Problem details
Report how many lines in the records hold the string "with"; give the number and nothing else.

(Website and app data records)

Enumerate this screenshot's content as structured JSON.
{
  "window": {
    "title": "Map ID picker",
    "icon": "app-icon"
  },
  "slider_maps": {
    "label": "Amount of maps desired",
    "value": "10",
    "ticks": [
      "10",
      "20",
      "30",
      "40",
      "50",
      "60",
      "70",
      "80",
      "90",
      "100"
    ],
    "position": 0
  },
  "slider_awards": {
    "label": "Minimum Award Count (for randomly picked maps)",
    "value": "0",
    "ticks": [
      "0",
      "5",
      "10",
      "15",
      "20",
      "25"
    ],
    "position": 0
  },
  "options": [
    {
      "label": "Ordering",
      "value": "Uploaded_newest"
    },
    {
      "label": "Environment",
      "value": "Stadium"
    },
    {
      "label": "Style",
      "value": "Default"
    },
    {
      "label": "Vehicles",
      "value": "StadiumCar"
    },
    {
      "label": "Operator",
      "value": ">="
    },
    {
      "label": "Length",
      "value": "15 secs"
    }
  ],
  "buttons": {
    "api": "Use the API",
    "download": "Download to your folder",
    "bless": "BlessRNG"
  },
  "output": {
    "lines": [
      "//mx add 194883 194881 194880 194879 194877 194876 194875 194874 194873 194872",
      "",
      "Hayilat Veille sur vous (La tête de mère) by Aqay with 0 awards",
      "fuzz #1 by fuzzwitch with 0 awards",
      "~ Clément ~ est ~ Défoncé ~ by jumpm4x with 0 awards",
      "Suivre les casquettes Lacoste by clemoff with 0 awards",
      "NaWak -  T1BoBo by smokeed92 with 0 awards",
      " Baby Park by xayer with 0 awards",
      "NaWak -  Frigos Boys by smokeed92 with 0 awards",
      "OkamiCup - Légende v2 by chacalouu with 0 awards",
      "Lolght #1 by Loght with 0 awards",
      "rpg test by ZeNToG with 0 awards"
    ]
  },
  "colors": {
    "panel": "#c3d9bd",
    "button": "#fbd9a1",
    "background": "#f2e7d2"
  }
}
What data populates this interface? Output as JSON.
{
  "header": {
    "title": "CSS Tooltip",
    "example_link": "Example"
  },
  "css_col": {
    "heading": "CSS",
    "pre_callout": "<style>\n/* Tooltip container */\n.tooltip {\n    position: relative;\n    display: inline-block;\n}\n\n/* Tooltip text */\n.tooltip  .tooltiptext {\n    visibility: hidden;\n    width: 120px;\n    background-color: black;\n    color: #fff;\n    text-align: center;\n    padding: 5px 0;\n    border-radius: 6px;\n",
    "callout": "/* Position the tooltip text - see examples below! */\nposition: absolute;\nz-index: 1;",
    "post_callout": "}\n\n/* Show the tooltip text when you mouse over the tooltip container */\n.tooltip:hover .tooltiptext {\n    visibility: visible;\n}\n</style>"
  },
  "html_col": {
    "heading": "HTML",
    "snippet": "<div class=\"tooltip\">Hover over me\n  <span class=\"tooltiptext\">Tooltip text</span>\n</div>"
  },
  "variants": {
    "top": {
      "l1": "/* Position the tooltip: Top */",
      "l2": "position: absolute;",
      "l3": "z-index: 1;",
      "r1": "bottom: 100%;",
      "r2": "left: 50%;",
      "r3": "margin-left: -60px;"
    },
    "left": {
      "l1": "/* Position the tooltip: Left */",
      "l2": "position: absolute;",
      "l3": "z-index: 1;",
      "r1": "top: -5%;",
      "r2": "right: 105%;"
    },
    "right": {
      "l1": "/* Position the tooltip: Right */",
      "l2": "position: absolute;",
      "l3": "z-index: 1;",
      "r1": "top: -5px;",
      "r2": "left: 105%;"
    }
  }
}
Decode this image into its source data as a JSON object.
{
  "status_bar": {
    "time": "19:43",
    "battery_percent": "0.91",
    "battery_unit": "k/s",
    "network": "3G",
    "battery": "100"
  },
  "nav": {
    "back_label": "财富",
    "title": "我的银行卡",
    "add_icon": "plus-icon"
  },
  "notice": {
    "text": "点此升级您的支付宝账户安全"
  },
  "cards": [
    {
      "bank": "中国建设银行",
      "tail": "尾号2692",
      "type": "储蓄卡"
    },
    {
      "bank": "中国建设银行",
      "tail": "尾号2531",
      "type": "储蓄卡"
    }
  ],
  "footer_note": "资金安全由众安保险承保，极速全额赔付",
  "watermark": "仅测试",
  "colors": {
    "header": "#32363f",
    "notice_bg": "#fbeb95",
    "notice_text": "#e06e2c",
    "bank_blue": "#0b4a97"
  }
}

Answer to this problem
10